RECORDS SHOWN START
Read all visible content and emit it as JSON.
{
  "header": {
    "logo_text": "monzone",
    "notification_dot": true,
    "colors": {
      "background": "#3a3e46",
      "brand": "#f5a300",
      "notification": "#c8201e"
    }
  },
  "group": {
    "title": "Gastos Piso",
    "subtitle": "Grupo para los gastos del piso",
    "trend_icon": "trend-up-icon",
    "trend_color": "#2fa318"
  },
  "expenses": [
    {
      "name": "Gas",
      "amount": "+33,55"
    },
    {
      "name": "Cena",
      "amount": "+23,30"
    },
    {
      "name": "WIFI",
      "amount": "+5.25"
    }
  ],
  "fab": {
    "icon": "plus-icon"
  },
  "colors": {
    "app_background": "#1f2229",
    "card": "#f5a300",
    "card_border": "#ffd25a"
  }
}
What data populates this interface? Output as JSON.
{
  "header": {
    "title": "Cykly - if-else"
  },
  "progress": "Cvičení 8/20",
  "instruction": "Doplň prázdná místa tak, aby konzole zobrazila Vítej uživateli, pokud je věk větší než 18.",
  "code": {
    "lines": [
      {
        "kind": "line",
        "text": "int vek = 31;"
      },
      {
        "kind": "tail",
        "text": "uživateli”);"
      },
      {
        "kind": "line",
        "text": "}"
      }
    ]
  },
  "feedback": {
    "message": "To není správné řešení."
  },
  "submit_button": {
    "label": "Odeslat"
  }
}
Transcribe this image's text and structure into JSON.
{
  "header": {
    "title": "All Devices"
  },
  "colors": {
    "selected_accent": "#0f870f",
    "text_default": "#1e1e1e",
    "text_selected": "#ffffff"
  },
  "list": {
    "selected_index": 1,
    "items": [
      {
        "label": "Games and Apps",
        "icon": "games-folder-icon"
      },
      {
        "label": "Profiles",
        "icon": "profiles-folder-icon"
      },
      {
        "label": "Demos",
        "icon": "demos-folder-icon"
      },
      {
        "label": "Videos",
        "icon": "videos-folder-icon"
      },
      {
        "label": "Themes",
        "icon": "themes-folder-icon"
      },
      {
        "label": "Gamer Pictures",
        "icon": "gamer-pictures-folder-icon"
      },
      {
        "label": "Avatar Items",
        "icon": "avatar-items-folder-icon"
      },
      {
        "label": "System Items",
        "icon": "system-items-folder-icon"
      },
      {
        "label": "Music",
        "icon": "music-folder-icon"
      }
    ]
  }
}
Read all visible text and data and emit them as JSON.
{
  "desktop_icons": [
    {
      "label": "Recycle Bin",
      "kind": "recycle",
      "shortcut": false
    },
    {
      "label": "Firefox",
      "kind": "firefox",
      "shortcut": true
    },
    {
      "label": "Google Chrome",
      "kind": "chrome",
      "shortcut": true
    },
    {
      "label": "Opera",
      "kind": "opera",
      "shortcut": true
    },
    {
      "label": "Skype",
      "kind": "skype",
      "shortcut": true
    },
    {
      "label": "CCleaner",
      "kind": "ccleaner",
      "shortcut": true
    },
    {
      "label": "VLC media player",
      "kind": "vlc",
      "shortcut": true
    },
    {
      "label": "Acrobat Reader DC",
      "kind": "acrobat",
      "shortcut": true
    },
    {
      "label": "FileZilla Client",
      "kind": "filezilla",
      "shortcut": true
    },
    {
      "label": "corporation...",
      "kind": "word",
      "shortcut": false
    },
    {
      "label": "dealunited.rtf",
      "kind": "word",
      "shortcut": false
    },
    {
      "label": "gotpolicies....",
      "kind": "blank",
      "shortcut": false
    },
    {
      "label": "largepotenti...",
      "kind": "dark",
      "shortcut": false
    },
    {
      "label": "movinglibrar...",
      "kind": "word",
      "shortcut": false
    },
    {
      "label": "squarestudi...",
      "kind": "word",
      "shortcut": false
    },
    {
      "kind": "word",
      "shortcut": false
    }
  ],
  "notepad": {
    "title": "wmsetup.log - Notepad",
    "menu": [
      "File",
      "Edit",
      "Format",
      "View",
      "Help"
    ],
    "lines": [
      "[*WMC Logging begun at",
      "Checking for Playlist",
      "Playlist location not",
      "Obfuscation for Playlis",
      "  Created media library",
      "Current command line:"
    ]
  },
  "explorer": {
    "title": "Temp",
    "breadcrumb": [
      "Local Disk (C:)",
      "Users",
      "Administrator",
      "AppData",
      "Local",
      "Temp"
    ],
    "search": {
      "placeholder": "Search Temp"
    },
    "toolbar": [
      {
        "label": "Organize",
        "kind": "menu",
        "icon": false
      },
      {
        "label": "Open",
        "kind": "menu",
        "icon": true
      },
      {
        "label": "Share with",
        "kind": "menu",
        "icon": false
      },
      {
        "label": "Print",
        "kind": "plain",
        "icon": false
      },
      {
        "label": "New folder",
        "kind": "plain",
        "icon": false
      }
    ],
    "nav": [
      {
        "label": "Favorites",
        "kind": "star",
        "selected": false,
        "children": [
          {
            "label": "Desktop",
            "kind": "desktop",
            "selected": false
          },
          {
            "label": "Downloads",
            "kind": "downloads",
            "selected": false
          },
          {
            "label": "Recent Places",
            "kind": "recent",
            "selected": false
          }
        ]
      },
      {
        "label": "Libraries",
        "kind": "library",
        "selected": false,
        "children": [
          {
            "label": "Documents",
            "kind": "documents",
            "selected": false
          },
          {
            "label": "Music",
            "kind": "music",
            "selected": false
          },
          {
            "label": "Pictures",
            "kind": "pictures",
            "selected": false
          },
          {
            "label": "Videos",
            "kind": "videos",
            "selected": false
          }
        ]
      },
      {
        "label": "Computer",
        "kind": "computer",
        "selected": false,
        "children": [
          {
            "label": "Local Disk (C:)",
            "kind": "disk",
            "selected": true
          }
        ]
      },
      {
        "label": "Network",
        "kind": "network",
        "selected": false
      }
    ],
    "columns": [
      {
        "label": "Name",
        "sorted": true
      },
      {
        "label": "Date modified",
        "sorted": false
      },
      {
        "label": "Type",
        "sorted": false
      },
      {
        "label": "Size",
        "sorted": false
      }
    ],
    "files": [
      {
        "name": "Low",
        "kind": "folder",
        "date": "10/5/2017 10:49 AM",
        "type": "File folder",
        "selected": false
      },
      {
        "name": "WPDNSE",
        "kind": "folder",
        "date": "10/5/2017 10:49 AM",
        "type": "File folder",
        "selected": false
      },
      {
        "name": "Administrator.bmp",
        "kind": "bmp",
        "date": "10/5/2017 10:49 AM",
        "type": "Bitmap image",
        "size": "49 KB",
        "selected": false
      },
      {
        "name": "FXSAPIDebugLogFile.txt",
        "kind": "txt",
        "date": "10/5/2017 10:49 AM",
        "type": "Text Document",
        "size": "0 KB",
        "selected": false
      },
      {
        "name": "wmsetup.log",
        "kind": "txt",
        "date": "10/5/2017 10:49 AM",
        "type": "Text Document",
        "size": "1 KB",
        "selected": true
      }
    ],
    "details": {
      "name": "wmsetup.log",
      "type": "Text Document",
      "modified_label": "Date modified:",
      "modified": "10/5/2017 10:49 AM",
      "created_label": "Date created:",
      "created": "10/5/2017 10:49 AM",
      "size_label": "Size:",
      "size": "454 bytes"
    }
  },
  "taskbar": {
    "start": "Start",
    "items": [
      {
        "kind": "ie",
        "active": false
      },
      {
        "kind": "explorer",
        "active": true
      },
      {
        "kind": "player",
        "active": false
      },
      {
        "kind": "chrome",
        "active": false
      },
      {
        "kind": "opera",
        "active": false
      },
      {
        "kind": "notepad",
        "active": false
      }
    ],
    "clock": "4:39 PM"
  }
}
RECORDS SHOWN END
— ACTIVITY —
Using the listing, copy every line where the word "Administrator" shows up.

— REPLY —
      "Administrator",
        "name": "Administrator.bmp",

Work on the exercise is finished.